rulings in reproductive law
By Melissa B. Brisman, Esq., Reproductive
Fertility Today Magazine, July/August 2005
Commonwealth of Pennsylvania continues to be a breeding
ground for setting groundbreaking precedents in the ever
growing field of reproductive law.
the introduction of in vitro fertilization, a process which
enables prospective parent(s) to conceive a child genetically
related to themselves, and the growing acceptance and popularity
of embryo, egg and/or sperm donation, there has been an
increasing battle waged in courts whereby prospective parents
are seeking judicial relief from the long and arduous process
f adoption and/or termination of parental rights by requesting
that a “Birth Order” be issued prior to the
child’s birth enabling the parents(s) to place their
name(s) on the birth certificate at the moment of birth.
This eliminates the burden of a post-birth legal process
to amend the birth certificate.
landmark ruling, issued on December 13, 2004, Judge P.W.
Schmehl of the Berks County, Pennsylvania Orphan’s
Court upheld the right of an intended mother and an intended
father of a child due to be born from a gestational carrier
to be officially recognized as the child’s legal parents.
Judge Schmehl ruled that the intended mother and the intended
father of the child, due to be born sometime in April 2005,
must be listed on the birth certificate of the child as
the legal parents of the child. This case is of special

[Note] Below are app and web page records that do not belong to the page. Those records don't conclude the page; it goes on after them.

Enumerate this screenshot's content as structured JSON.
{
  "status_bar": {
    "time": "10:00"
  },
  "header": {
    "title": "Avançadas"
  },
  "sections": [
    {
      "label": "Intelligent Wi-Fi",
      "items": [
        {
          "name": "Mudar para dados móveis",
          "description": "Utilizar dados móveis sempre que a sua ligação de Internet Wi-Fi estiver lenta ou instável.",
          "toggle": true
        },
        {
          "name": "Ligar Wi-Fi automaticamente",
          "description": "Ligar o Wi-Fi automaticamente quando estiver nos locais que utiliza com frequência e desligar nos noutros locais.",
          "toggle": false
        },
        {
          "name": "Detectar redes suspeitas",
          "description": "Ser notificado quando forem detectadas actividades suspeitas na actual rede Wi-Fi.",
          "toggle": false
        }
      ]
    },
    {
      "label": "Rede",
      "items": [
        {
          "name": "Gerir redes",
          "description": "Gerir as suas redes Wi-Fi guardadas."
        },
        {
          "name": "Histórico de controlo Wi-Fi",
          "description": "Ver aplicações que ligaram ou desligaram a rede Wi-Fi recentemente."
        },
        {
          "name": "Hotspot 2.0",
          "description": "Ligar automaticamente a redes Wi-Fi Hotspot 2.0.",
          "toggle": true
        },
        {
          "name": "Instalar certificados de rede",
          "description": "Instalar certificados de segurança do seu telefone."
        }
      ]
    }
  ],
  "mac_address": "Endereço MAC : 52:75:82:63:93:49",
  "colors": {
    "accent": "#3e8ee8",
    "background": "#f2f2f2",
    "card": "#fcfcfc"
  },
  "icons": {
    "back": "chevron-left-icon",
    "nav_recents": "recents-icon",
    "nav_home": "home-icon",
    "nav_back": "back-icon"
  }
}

interest as the child at the center of the issue was created
using embryos donated by the parents. Therefore, no party
to this arrangement is biologically related to the child
due to be delivered this April. The intended parents had

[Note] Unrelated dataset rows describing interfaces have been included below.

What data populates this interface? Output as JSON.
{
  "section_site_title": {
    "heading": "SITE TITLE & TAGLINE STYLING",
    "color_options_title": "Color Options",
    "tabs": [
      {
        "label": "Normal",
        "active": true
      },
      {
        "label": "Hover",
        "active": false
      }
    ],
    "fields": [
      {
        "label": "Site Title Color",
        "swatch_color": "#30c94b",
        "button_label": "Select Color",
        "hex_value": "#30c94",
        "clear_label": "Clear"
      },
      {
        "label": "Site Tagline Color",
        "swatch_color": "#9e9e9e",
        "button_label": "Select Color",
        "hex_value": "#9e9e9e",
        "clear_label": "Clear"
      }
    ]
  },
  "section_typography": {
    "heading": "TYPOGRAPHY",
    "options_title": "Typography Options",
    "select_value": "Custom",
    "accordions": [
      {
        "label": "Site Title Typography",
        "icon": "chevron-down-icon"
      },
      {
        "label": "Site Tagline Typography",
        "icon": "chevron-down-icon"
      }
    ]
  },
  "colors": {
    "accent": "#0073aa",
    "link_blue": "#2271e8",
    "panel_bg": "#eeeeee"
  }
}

entered into an agreement with an embryo donor to obtain
custody of the embryo(s with the intention of having the
embryo(s) implanted into the uterus of a gestational carrier

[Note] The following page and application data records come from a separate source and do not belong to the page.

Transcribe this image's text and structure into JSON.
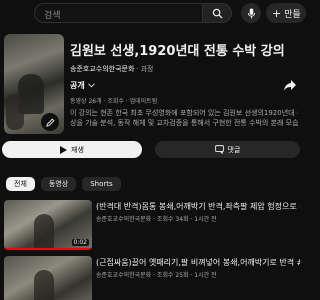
{
  "header": {
    "search_placeholder": "검색",
    "create_label": "만들"
  },
  "playlist": {
    "title": "김원보 선생,1920년대 전통 수박 강의",
    "channel": "송준호교수의한국문화",
    "channel_suffix": "· 과정",
    "visibility": "공개",
    "meta": "동영상 26개 · 조회수 · 업데이트됨",
    "description_lines": [
      "이 강의는 현존 한국 최초 무성영화에 포함되어 있는 김원보 선생의1920년대 수박 영",
      "상을 기술 분석, 동작 해체 및 교차검증을 통해서 구현한 전통 수박의 본래 모습을 ...더"
    ],
    "play_label": "재생",
    "comment_label": "댓글"
  },
  "chips": [
    "전체",
    "동영상",
    "Shorts"
  ],
  "videos": [
    {
      "title": "(반격대 반격)몸통 봉쇄,어깨박기 반격,좌측팔 제압 험정으로 누르...",
      "meta": "송준호교수의한국문화 · 조회수 34회 · 1시간 전",
      "duration": "0:02",
      "progress": 1.0
    },
    {
      "title": "(근접싸움)끌어 옛패리기,팔 비껴넣어 봉쇄,어깨박기로 반격 #전...",
      "meta": "송준호교수의한국문화 · 조회수 25회 · 1시간 전",
      "duration": "",
      "progress": 0
    }
  ],
  "colors": {
    "background": "#0f0f0f",
    "progress_red": "#ff0000",
    "button_light": "#f1f1f1",
    "button_dark": "#272727"
  }
}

for the purpose of gestating their child. This momentous
ruling is the first of its kind in Pennsylvania and will
allow the birth certificate to be issued without the need
for an adoption by the parents or an amendment to the original
birth certificate. The ruling also vests legal parentage
with the intended parents and eliminates the need to terminate
the gestational carrier’s rights to the child.
thereafter another landmark ruling, issued on January 6,
2005 by Judge Linda Wallach Miller of Monroe County, Pennsylvania,
Orphans Court upheld the right of a biological father of
twins born January 13, 2005, to a gestational carrier, to
be officially recognized as the children’s only parent.
Judge Miller ruled that the gay man, who is the biological
father of the twins, must be listed on the birth certificates
of each child as the sole legal parent of the children.
No mother was listed on the birth certificates. The biological
father’s sperm was used to fertilize eggs of an egg
donor, in an in vitro fertilization procedure. The resulting
embryo(s) were then implanted into the uterus of a gestational
carrier. By ruling in favor of the biological father’s
petition to the court, the court recognized that, although
the gestational carrier delivered the children, she was
not the biological mother nor was she the legal mother,
thereby releasing any legal obligations she otherwise would
have had by being named as the mother on the birth certificates.
This ruling also eliminated the need for further judicial
proceedings to terminate the gestational carrier’s
rights post-birth. This ruling is another first of its kind
in Pennsylvania and represents a major milestone in both
reproductive and gay rights.
rulings represent clear victories for reproductive rights
and the rights of parent(s) who must use alternative means
to create their family. I am hopeful that they symbolize
a growing trend in the judicial system to recognize, honor
and embrace these new paths to parenthood. Most importantly,
these rulings signify the acceptance by the judiciary of
the legal contracts and agreements that parties enter into
in contemplation of creating new families. It is a giant
step forward for both the legal, medical and scientific
faced with problems of infertility or other factors which
prevent individual(s) from creating their family “the
old-fashioned way,” the prospect of attempting an
alternative route such as in vitro fertilization or embryo,
egg and/or sperm donation can seem like an insurmountable
task. I seek to change the way that the states view genetic
motherhood, and one by one, I am getting states to recognize
genetic parents and parents who are recipients of generous
donors, for what they are-the rightful parents of the child(ren).
It has been my goal to try to alleviate the many barriers
faced by prospective parents and help them in their pursuit
of a family of their own. I have learned through firsthand
experience that using alternative paths to parenthood can
be very daunting, but through hard work by both myself and
my wonderful staff we have hopefully made this experience
a little less complicated and a lot more joyful.
Brisman practices reproductive law in Park Ridge, New Jersey.
She is licensed to practice law in New Jersey, New York,
Massachusetts, and Pennsylvania.